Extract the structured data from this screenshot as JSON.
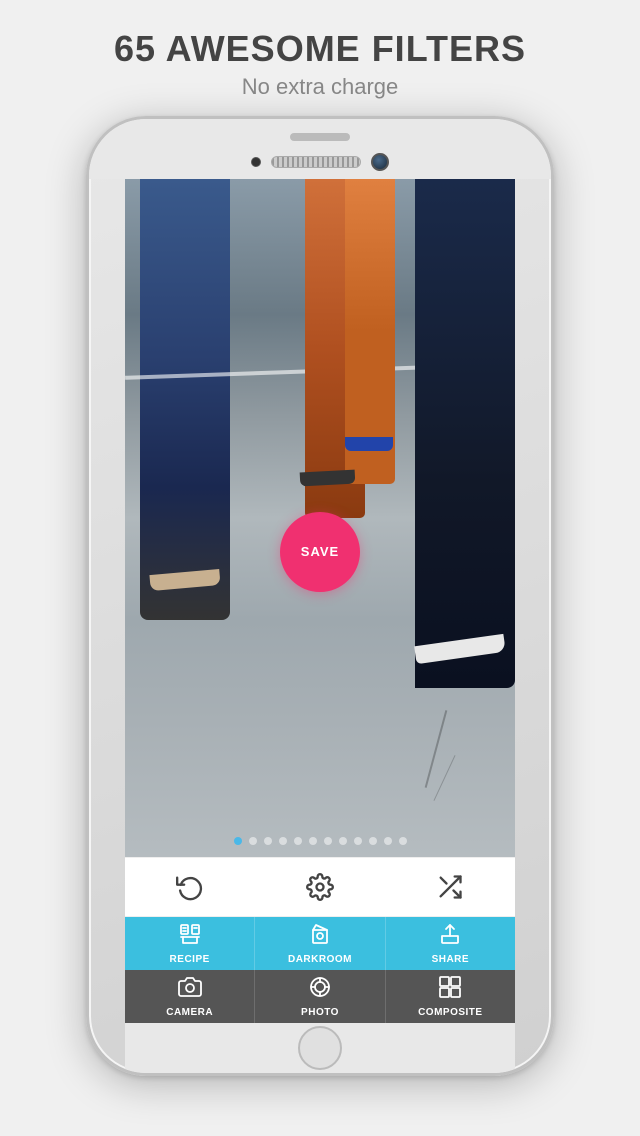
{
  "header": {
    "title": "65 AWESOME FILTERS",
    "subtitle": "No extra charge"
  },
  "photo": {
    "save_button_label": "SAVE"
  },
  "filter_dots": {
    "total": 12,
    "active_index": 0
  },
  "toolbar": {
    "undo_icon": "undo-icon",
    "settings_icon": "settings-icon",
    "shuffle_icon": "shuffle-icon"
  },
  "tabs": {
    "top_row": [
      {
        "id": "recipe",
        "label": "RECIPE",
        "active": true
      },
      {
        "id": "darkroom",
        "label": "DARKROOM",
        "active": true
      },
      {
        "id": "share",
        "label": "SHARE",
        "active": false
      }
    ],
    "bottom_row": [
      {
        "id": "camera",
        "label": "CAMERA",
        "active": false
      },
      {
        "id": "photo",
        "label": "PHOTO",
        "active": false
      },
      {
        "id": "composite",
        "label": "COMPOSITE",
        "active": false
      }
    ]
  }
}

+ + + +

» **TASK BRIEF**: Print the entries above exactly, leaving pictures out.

» **TASK OUTPUT**:
Extract the structured data from this screenshot as JSON.
{
  "header": {
    "title": "65 AWESOME FILTERS",
    "subtitle": "No extra charge"
  },
  "photo": {
    "save_button_label": "SAVE"
  },
  "filter_dots": {
    "total": 12,
    "active_index": 0
  },
  "toolbar": {
    "undo_icon": "undo-icon",
    "settings_icon": "settings-icon",
    "shuffle_icon": "shuffle-icon"
  },
  "tabs": {
    "top_row": [
      {
        "id": "recipe",
        "label": "RECIPE",
        "active": true
      },
      {
        "id": "darkroom",
        "label": "DARKROOM",
        "active": true
      },
      {
        "id": "share",
        "label": "SHARE",
        "active": false
      }
    ],
    "bottom_row": [
      {
        "id": "camera",
        "label": "CAMERA",
        "active": false
      },
      {
        "id": "photo",
        "label": "PHOTO",
        "active": false
      },
      {
        "id": "composite",
        "label": "COMPOSITE",
        "active": false
      }
    ]
  }
}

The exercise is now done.